Fans turn out for Colin Kaepernick's practice in Clayton County

Colin Kaepernick’s saga took another turn Saturday - a last-minute audible to nix an NFL-arranged workout and a quick dash 60 miles to the other side of metro Atlanta, where the exiled quarterback staged his own impromptu passing display on a high school field in dwindling light as hundreds of fans cheered him on from behind a chain-link fence.

Instead of the planned workout at the Atlanta Falcon's training facility in Flowery Branch, the former NFL quarterback and activist threw passes for about 40 minutes at Charles R. Drew High School in Riverdale. 

At the school, Kaepernick declared again that he’s ready to play in the NFL just as long as someone gives him a chance.

“I’ve been ready for three years,” he said. “I’ve been denied for three years. We all know why. I came out here today and showed it in front of everybody. We have nothing to hide. We’re waiting for the 32 owners, the 32 teams, (Commissioner) Roger Goodell, all of them to stop running, stop running from the truth, stop running from the people.”

Jessie Goree, the chair of the Clayton County Board of Education, said this was not Kaepernick's first visit to the school. 

“His fraternity brother let him come over here and work out on Thursday. And today they called and asked if they could use the facility and we said yes," Goree said. 

Goree said she understands the controversial nature of Kaepernick's absence from the NFL, but said their decision to allow him to work out at the high school was a way to teach students about the importance of taking a stand. 

“We want to make sure that the world knows that Clayton County is open. We want him here, we invite him here, and he can come anytime to Clayton County Public Schools and practice," said Dr. Alieka Anderson, the vice-chair of Clayton County Public Schools. 

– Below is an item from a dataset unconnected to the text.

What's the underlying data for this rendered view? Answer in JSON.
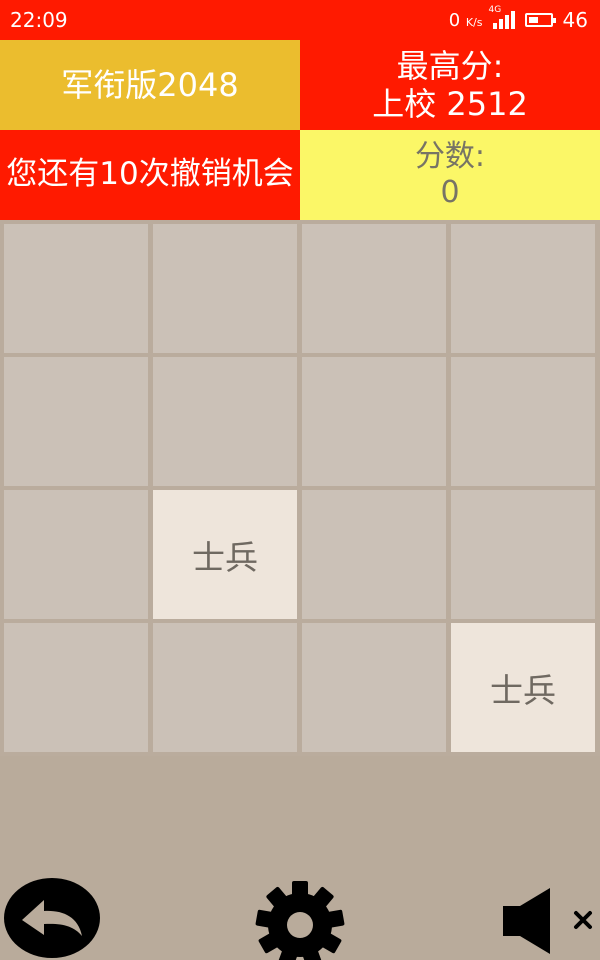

When he finally got on the field, Kaepernick threw passes to receivers Bruce Ellington, Brice Butler, Jordan Veasy and Ari Werts.

MORE: Kaepernick's reps call audible, workout moved at last minute

Former 49ers teammate Eric Reid, who joined Kaepernick in his kneeling protest and a collusion lawsuit against the league, watched the session from a bench on the sideline.

Reid, who is now a safety for the Carolina Panthers, left the workout about halfway through to get back to Charlotte. His team, in an interesting twist, hosts a game against the Falcons on Sunday.

“I think there could be a positive outcome,” Veasy said. “At the end of the day, any progress is good progress.”

But Jeff Nalley, Kaepernick’s agent, didn’t sound as hopeful. His client hasn’t played in the NFL since the 2016 season.

“If teams want to see him, they will ask to work him out,” he said. “No team asked for this workout.”

Nalley said he feared all along that there was “an ulterior motive” behind the NFL’s offer to stage an unprecedented, combine-style workout for one player - especially since Kaepernick was given only two hours to accept or reject it. The league turned down his requests to move the workout to a later date or to hold it on a Tuesday, when more coaches and general managers would be likely to attend since that is an off day for most teams.

In a statement, the NFL said it was “disappointed that Colin did not appear for his workout.” The league referenced recent negotiations with Kaepernick’s representatives over the workout and cited issues that included media availability and a liability waiver.

“Colin's decision has no effect on his status in the league. He remains an unrestricted free agent eligible to sign with any club,” the NFL said.

The league in February settled a collusion grievance filed by Kaepernick and Reid.

Nalley acknowledged that he had already made arrangements for a different site if talks with the league broke down.

“You’ve always got to have a backup plan,” he said.

Kaepernick's representatives said the NFL "demanded" as a precondition for this workout that he sign an "unusual liability waiver." Kaepernick also wanted his own film crew to attend and videotape the session, which the NFL rejected.

“Our biggest thing with everything today was to make sure we had transparency in what went on,” Kaepernick said. “We weren’t getting that elsewhere, so we came out here.”

While 25 team representatives were expected to show up to the workout, only eight followed to the new location, including Philadelphia Eagles vice president of football operations Andrew Berry. It appeared the New York Jets, Kansas City and Washington also had scouts in attendance.

They stood along the sideline, jotting into their notepads as Kaepernick tossed passes to four free-agent receivers.

The crowd quickly grew at the high school as news spread that Kaepernick was in Riverdale, lining the fence to watch him throw passes. 

“I recognized exactly where the field was so I decided on the 15-minute drive," said Rakim Watson. "I’m just glad he got the opportunity to come down to the south side and he looked real good.”

After the workout, Kaepernick spent some time signing autographs as people passed him shirts, hats, and other items through the fence. 

The location of Colin Kaepernick's NFL workout changed shortly before it was scheduled to start on Saturday afternoon due to Kaepernick's desire for transparency.

The Associated Press contributed to this report.